- _PROBLEM REQUIREMENTS_: Report how many lines below include the string "icon". Please keep the reply to that number.

- _AVAILABLE DATA_:
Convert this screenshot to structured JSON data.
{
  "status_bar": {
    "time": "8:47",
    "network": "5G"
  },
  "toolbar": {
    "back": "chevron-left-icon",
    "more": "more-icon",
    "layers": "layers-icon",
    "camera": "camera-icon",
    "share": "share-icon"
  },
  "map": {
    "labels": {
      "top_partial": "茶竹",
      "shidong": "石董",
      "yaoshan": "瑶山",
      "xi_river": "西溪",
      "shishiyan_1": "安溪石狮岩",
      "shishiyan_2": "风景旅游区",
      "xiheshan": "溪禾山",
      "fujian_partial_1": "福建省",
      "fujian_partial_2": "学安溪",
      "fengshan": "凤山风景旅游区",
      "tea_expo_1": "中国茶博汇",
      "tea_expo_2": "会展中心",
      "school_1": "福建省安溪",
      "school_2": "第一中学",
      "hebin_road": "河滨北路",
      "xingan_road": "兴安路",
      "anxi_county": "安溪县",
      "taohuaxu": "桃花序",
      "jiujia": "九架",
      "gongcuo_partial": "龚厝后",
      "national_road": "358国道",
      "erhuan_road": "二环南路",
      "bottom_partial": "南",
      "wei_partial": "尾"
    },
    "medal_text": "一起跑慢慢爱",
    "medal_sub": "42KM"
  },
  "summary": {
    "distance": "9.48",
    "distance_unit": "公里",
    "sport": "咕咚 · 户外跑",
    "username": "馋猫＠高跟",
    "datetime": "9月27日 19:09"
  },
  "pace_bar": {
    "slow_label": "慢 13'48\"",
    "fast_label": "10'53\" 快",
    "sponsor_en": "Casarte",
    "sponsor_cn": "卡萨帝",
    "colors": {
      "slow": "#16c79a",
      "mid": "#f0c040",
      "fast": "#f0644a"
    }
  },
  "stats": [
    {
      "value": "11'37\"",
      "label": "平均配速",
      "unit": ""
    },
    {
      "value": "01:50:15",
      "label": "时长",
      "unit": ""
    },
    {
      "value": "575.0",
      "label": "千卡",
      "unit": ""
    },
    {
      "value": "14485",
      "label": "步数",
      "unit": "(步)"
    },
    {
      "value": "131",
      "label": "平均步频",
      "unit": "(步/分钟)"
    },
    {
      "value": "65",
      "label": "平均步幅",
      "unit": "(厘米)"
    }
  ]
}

- _EXERCISE RESPONSE_: 5